Bioethics News

Some things never change

Hopes for a reform in China’s organ donation practices have faded, with revelations that the Chinese government is simply “reclassifying” organs obtained from executed prisoners.

Since the faux-announcement of an end to organ donation from prisoners in January, the state-controlled Chinese media has repeatedly suggested that the government is disguising inmates’ organs as “altruistic donations” from free citizens.

As early as January, the People’s Daily was reporting that prisoner’s would still be allowed to donate their organs “to atone for their crimes”. The head of China’s organ donation committee, D. Huang Jiefu, said he was confident these ‘voluntary’ donations would prevent any shortfall as a result of the new policy.

In March, Dr. Huang told The Beijing Times, “Once the organs from death-row prisoners who have voluntarily donated are included in our national distribution system, they are counted as voluntary citizen donations.”

According to Huige Li, a Chinese-born doctor at the University of Mainz, the government has merely performed an administrative trick. “They just reclassified prisoners as citizens”, he said.

“The practice there is unethical and should be changed to an ethical practice,” he said of China. “Administrative tricks don’t make it ethical.”

Dr. Torsten Trey executive director of Doctors Against Forced Organ Harvesting, fears that the practice of harvesting prisoners’ organs may never end.

‘‘Some sourcing pathways are altered,’’ Dr. Trey told the New York Times in an email. ‘‘Some previous channels are closed.

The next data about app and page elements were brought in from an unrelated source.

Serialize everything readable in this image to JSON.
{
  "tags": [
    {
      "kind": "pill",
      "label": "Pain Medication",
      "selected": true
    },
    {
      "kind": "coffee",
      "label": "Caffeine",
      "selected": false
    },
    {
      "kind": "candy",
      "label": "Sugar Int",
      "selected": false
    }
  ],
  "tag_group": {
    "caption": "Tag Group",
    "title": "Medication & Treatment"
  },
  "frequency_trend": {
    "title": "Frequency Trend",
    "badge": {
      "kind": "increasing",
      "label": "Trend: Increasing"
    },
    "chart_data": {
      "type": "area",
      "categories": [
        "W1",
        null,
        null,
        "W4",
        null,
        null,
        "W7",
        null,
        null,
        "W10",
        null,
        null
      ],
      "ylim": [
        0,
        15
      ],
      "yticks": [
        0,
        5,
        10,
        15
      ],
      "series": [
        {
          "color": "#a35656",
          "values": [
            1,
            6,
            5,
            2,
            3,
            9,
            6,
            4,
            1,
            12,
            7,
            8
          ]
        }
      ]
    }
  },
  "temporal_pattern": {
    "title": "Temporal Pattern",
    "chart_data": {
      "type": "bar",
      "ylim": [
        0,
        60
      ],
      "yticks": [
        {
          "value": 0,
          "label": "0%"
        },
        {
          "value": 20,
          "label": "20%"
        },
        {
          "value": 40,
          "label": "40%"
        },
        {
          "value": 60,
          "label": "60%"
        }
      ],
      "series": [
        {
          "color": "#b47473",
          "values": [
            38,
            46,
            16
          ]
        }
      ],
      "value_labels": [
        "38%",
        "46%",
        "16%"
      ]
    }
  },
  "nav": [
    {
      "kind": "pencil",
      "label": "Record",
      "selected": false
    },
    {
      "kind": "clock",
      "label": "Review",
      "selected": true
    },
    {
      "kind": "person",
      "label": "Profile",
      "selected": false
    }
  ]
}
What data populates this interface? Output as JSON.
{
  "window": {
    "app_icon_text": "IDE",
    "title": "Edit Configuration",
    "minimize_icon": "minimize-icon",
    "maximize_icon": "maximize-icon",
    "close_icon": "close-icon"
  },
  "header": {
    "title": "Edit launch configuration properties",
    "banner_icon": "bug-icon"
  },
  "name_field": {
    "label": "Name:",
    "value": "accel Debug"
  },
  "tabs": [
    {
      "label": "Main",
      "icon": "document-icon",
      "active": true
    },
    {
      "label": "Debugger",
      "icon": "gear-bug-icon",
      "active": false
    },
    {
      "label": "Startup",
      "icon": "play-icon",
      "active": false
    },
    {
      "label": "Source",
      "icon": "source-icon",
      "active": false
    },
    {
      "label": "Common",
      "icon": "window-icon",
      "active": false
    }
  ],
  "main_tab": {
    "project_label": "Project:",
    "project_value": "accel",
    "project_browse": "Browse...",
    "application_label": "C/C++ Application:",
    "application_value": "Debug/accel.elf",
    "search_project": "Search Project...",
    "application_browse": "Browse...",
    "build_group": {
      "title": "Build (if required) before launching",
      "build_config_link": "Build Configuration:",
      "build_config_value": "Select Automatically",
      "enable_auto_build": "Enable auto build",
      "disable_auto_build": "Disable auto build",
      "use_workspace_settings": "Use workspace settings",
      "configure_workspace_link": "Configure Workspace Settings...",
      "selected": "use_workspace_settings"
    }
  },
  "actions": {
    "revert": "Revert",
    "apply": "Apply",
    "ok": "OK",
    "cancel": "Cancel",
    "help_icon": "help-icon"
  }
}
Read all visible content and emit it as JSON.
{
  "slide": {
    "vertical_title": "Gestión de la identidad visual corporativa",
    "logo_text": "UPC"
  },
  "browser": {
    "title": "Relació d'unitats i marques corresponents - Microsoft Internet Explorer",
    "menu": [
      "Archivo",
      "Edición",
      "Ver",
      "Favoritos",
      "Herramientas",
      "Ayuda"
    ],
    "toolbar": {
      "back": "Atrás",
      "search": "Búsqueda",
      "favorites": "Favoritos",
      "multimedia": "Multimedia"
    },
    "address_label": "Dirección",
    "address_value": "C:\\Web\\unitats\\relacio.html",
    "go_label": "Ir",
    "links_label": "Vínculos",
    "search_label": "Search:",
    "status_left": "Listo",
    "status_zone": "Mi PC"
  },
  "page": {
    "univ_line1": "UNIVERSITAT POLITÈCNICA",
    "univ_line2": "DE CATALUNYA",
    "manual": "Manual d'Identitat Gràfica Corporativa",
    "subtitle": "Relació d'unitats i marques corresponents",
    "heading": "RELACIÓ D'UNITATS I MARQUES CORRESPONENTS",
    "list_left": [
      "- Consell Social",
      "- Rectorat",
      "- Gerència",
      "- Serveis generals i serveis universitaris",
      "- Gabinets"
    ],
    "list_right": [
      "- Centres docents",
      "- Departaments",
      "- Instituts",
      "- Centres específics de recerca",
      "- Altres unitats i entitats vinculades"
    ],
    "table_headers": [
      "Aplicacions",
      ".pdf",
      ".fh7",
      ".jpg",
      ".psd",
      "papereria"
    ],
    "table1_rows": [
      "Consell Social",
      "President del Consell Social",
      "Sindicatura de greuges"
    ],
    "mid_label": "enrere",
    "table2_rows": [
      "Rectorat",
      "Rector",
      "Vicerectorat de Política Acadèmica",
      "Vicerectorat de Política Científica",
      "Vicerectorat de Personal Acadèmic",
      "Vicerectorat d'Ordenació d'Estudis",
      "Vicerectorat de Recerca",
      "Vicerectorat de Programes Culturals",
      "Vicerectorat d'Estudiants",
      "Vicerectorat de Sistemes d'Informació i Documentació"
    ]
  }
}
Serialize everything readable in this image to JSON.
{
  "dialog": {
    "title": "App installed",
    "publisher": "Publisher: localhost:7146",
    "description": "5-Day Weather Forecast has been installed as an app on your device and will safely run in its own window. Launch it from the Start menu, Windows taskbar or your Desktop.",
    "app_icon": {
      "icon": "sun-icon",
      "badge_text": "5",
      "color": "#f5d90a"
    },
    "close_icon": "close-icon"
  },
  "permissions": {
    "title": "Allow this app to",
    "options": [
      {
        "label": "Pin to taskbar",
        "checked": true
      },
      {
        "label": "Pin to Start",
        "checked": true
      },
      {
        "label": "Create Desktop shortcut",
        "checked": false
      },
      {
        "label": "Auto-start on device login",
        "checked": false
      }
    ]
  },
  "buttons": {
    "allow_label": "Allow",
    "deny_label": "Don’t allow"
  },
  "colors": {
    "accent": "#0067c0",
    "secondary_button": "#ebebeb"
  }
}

Others are kept open.’’

Since ‘‘prisoners are under the control of the state, in contrast to free citizens who might enter an organ donation contract on the black market, we have to assume that — at least partially — policy makers, police, prison guards and military personnel are aware and backing the practice,’’ he said.

The views, opinions and positions expressed by these authors and blogs are theirs and do not necessarily represent that of the Bioethics Research Library and Kennedy Institute of Ethics or Georgetown University.